*** Opening Exercise data ***

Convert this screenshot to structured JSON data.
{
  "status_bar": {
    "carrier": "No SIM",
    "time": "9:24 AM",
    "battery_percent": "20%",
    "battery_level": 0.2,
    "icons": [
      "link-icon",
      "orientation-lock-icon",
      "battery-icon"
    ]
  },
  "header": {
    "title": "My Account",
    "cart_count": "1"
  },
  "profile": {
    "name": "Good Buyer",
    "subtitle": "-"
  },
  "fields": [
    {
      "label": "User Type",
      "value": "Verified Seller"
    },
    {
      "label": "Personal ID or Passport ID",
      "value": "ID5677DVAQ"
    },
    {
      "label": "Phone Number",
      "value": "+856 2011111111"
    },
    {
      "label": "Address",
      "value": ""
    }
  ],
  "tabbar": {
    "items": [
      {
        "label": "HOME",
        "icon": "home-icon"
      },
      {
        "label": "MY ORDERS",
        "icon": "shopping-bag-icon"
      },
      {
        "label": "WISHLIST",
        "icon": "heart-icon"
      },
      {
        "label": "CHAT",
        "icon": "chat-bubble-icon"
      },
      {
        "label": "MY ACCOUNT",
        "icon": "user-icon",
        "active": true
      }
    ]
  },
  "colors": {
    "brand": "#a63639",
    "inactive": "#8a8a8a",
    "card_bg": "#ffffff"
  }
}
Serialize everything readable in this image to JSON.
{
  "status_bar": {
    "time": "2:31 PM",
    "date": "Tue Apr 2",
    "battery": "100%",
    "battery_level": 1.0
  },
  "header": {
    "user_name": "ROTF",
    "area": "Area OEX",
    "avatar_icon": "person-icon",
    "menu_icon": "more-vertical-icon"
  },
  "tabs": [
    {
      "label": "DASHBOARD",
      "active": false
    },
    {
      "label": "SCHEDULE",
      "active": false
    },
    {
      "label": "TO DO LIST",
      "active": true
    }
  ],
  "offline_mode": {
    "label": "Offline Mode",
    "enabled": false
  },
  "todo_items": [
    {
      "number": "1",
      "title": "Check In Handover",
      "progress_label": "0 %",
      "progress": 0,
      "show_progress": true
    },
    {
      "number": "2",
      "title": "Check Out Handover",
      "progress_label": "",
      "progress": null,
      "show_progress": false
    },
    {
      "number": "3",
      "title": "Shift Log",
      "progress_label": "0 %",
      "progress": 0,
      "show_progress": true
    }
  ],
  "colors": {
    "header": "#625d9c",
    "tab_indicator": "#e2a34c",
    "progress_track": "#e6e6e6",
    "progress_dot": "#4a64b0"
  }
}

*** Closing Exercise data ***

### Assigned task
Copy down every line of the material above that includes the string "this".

### Exercise result
Convert this screenshot to structured JSON data.
Serialize everything readable in this image to JSON.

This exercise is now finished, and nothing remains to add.